MT: Each of your albums has a distinct personality. How do you keep from repeating yourself?
Lovano: I think each recording is a very special thing to document not only your playing but who you are as player and the people in your life that you create music with. So each one of my projects has a different personality, but the concept and the approach about the music are consistent. The personnel around me changes because I play with a lot of people. I thrive off others. I don't want to make the same record twice like a lot of jazz musicians do. They make the same record two or three times.

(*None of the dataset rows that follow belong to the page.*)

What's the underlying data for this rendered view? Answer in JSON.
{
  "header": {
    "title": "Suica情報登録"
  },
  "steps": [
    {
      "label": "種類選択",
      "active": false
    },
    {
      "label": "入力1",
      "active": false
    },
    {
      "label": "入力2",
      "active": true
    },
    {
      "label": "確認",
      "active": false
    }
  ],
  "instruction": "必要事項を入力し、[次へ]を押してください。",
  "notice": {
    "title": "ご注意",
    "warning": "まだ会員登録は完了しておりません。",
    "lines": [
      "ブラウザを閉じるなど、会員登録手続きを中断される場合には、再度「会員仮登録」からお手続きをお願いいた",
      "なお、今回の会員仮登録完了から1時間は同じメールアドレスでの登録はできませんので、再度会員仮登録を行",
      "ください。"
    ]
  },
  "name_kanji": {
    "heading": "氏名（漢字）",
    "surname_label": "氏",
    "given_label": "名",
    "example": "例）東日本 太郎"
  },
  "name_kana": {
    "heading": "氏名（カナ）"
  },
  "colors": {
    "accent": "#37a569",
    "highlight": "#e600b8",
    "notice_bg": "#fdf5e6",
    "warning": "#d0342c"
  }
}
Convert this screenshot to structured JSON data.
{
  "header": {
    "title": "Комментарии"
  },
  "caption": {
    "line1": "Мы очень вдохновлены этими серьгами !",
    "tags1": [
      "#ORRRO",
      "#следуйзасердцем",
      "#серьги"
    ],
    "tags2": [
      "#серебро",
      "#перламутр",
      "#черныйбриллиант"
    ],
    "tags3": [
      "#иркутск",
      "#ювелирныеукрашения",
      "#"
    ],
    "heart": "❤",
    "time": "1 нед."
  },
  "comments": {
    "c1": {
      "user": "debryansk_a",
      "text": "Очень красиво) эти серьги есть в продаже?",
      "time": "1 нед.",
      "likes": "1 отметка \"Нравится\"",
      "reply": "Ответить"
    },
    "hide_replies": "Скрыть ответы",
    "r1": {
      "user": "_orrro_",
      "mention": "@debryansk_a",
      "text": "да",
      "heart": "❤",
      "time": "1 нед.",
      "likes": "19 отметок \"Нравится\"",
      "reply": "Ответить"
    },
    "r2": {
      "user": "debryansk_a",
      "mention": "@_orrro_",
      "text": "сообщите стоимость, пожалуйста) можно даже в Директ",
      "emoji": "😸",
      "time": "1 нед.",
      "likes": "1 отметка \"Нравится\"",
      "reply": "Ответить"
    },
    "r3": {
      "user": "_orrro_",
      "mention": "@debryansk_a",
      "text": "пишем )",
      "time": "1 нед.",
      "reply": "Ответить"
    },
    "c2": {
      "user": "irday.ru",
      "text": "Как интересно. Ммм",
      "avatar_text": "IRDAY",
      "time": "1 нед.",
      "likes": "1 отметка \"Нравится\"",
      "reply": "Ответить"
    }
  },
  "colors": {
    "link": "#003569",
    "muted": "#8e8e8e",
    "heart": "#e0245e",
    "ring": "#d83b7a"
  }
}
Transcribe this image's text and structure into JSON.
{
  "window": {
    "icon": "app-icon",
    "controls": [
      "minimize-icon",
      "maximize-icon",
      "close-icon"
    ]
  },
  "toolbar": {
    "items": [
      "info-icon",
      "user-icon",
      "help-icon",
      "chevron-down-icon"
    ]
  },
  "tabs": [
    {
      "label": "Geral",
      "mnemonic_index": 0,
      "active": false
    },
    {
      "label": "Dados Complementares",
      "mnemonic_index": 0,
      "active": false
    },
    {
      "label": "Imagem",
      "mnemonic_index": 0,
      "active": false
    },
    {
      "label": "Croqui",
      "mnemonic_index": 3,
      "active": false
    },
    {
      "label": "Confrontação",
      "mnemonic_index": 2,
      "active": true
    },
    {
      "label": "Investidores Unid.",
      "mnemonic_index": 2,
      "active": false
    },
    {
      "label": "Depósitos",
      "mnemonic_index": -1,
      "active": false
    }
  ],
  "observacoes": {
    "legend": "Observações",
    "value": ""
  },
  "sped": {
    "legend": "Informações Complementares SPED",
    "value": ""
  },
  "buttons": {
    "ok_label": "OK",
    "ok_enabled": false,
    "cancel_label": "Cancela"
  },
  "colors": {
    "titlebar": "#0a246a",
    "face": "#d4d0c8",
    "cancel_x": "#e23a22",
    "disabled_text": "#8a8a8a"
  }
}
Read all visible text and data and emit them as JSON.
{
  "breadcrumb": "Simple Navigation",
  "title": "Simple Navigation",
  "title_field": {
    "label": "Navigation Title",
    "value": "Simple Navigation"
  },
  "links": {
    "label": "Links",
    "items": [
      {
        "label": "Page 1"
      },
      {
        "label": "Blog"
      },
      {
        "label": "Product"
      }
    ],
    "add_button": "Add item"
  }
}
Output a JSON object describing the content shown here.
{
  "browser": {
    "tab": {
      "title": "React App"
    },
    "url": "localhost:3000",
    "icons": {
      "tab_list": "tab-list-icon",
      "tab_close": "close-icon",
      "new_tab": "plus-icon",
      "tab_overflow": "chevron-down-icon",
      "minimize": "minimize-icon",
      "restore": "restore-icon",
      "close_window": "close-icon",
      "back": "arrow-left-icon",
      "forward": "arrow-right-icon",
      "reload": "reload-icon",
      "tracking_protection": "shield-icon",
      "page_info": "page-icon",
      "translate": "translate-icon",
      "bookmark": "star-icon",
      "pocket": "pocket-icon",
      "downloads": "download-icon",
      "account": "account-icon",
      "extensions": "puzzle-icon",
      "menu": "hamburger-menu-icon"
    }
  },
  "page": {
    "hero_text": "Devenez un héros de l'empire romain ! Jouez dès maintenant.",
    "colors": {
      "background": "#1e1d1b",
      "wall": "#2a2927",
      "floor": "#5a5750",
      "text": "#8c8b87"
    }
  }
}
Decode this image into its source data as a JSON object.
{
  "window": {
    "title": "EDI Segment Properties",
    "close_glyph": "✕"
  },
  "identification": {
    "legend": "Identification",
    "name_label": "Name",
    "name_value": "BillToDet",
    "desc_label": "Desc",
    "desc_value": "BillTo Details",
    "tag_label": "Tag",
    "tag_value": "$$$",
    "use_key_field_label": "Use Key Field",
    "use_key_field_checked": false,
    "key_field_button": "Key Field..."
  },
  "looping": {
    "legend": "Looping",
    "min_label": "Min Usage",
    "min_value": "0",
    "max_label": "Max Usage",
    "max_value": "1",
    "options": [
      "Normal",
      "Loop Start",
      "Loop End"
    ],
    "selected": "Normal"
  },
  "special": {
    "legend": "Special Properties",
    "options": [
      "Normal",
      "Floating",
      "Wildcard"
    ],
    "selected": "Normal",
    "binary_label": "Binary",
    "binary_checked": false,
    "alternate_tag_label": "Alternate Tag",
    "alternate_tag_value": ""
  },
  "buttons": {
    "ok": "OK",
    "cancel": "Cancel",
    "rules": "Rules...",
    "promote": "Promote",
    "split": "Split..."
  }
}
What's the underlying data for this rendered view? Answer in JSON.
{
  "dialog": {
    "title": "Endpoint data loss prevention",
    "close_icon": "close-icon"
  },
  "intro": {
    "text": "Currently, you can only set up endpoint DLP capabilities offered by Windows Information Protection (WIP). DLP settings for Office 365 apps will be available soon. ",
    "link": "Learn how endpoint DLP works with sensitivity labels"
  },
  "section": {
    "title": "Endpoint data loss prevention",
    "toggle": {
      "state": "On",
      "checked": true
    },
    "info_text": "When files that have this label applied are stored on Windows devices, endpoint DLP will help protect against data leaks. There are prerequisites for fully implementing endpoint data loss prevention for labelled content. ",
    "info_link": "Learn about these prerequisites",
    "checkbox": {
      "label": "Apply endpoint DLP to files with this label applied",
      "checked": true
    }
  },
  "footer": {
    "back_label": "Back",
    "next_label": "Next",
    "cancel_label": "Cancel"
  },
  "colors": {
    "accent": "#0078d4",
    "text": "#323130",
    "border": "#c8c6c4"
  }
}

Then their contract is over. They are gone. Coltrane's recordings that were meant to be released — every one was real different. Miles especially, every Miles Davis record is different.
MT: If being a musician hadn't worked out, did you have a contingency career in mind?
Lovano: No. I never really had to think about that. From a real early age I was so captured by the music and the whole essence of creating music with other people. I was very fortunate. I didn't have a fallback plan. I prepared myself to be versatile. If I didn't have a career as soloist, I could've gone to Las Vegas or done studio work. I could've done other things in music. I was always captured by being a soloist, an improviser and a composer — that always motivated me.
The Joe Lovano "Us Five" Quintet (Esperanza Spalding, bass; James Weidman, piano; Francisco Mela, drums; and Otis Brown III, drums) performs at 8 p.m. Friday, Nov. 7, at the Michigan Theater. Pianist Jason Moran shares the bill playing solos and duets with Lovano. 603 E. Liberty Street, Ann Arbor; 734-668-8463.
Charles L. Latimer writes about jazz for Metro Times — and begs to note that Sonny Stitt, in fact, grew up in Saginaw (although Big Nick Nicholas was from Lansing). Send comments to email@example.com.